Awareness deficiencies prompted by mobile phone use is escalating incidents of accidents on roads Phil Brooks, Chief Inspector, Stakeholder Relations Manager, NSW Police has told logistics giant, Linfox.
The consequences of driver distraction on the road are deadly with more than half of distractions now known to be a factor in an incident that could have been avoidable.
Queensland University of Technology has found that driver distraction is a contributing factor in 78 per cent of car crashes and 65 per cent of near crashes.
Chief Inspector Brooks told Linfox that driving requires 100 per cent engagement with the task.
“We want using a mobile phone while you’re behind the wheel to be thought of as the new drink driving,” he said.
“We see younger people, walking or cycling, pre-occupied with their phones, so the behaviours are very established by the time they have their licence, well before they are subject to any laws we might have about using phones while driving.”
As road transport fleets look to get younger across their driving crews and established operators negotiating increasingly crowded routes with a broader spectrum of drivers it's a hot issue affecting all age ranges, genders and tasks.
Technology can play a part but it's only part of the solution according to Chief Inspector Brooks who said there needed to be more personal responsibility.
He believes current legislation is adequate and the best way forward is to engage the community with consistent messaging both in the media and on other channels, backed up by enforcement.
“We’ve had random breath testing since 1984, strong messaging and followed through with arrests and charges — that has all had a significant effect on road safety.”
Long-lens cameras are being used to identify drivers using their phones, and take photographs for evidence.
A rise in nose-to-tail crashes is thought to be symptomatic of mobile phone use.
Linfox stated that its own position on safety was non-negotiable.
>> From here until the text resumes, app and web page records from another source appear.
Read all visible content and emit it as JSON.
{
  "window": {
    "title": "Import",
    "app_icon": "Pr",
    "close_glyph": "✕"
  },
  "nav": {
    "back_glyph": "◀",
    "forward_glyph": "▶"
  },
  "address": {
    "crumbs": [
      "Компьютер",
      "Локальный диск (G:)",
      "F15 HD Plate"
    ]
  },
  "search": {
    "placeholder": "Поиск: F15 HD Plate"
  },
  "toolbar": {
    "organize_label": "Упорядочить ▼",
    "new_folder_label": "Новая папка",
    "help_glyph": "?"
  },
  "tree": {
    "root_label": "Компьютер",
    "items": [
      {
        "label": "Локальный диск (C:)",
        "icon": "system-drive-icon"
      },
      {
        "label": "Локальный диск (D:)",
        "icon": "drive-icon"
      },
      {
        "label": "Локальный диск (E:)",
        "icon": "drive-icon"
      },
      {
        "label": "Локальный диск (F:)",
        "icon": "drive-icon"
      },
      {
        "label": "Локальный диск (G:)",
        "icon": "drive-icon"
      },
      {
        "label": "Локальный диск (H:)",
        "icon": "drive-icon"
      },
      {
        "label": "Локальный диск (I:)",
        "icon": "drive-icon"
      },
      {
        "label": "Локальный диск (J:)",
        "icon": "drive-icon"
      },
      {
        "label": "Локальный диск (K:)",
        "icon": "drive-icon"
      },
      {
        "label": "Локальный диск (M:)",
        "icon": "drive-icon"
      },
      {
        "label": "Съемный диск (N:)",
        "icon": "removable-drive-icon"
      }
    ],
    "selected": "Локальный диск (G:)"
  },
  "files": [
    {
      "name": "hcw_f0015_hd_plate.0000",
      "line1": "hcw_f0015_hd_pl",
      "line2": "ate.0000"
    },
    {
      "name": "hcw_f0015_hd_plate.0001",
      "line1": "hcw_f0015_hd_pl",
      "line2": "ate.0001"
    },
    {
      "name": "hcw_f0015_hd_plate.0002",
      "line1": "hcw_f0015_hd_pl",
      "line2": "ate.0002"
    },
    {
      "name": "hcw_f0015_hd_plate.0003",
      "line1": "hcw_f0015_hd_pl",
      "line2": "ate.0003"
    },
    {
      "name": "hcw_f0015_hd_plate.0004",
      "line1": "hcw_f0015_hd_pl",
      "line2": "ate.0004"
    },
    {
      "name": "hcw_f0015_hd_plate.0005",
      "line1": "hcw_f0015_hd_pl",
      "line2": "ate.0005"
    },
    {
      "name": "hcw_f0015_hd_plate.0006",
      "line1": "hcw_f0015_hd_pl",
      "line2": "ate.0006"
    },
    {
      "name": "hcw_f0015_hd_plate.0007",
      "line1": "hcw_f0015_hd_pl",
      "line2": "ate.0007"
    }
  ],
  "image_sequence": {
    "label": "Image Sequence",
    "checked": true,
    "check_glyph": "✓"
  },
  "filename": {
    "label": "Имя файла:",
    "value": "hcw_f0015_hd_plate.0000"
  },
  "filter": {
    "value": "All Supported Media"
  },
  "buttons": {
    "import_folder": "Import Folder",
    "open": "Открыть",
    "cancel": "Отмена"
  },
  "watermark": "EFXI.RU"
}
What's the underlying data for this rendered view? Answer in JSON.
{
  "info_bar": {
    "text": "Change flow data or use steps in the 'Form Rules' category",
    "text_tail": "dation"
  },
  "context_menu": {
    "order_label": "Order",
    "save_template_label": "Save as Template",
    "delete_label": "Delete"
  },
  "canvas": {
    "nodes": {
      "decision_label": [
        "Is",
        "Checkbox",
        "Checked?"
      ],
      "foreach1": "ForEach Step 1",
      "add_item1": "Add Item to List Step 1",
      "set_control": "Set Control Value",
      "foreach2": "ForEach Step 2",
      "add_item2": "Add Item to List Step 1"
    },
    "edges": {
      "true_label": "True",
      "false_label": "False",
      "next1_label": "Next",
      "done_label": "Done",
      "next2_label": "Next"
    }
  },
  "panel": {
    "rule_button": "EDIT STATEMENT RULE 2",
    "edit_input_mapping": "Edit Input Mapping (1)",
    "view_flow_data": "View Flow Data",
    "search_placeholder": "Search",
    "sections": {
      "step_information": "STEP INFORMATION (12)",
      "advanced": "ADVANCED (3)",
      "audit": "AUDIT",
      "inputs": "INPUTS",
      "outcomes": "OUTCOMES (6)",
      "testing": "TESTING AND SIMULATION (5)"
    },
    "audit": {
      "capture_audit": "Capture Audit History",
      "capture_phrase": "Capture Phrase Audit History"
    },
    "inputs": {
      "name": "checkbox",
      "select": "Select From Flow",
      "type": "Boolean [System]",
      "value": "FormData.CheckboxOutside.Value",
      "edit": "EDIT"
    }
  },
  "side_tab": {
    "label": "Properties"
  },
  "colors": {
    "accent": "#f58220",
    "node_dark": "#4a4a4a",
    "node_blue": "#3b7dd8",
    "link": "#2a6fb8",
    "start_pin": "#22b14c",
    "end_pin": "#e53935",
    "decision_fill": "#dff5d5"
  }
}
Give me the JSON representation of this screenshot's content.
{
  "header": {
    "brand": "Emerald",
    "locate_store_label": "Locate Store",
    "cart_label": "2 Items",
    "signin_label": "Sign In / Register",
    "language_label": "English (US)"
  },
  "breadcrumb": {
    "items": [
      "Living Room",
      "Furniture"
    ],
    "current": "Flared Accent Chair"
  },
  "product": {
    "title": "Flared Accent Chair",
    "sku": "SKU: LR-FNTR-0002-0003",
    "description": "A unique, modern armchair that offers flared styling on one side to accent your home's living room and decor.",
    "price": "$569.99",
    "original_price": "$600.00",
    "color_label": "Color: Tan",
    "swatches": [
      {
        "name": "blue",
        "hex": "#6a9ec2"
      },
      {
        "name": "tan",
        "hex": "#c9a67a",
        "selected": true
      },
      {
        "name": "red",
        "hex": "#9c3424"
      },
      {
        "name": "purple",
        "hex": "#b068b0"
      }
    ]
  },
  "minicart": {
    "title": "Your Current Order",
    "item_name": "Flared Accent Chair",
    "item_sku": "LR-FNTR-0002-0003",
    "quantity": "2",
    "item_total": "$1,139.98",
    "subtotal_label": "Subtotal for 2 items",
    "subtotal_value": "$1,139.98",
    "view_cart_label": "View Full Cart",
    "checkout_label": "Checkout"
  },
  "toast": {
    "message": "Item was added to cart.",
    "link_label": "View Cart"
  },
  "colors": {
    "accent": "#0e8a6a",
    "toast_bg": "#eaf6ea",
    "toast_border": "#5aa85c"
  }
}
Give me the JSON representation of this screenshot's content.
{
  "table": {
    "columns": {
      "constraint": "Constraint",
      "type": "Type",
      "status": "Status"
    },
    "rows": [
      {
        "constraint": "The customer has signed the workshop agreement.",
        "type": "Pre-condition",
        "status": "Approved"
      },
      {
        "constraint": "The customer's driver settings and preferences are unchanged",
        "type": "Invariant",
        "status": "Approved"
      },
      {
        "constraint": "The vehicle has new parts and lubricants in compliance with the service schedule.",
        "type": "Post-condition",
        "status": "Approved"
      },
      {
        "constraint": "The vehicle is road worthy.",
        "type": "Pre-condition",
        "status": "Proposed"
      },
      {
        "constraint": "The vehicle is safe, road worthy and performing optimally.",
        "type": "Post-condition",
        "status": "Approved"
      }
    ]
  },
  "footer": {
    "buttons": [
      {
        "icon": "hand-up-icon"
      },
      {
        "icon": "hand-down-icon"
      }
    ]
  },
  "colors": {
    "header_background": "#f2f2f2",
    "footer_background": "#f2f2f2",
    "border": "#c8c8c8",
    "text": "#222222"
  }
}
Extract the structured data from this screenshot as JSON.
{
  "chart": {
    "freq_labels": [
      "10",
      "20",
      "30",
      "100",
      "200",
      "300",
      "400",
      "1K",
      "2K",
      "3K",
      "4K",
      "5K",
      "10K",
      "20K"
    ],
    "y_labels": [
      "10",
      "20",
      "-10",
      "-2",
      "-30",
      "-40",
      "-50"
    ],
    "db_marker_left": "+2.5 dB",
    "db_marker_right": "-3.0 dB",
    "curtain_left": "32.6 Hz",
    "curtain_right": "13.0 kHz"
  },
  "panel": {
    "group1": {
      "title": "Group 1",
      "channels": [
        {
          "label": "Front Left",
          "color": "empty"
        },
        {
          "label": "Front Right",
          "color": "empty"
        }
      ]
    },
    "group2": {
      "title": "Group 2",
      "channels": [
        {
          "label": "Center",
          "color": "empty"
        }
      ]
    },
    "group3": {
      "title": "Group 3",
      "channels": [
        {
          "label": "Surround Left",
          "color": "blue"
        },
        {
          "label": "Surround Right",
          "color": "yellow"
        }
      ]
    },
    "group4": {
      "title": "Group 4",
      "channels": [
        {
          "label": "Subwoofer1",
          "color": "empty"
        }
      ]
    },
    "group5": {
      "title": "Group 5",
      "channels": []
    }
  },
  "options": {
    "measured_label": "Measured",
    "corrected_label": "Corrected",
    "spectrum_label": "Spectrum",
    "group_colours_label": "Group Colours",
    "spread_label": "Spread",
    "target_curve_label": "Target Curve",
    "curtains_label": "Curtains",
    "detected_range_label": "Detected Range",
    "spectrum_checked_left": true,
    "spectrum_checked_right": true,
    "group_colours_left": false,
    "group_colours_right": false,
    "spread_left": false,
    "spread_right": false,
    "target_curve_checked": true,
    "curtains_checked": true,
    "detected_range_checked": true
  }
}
Telemetry allowed drivers to communicate operational updates without having to put their hands on a device, which helps keep their eyes on the road for longer.
Reaching for the phone can increase the probability of an incident by nearly five times according to research by Virginia Tech Transportation Institute. The US-based institute, which affects policy and legislation, found that texting increases the likelihood of an accident by more than six times, and dialling a hand-held phone ups the probability by more than 12 times.
Recent industry data suggests that one in ten heavy vehicle crashes results from heavy vehicle driver fatigue.
There is limited evidence on the reliability and validity of fatigue and distraction detection technologies, especially from independent third party assessments according to the National Heavy Vehicle Regulator (NHVR).
A recent review by the NHVR indicated that devices should not be implemented as a stand alone tool for fatigue management.
"Rather, the technology should be used as part of a Fatigue Risk Management System," it said in a statement.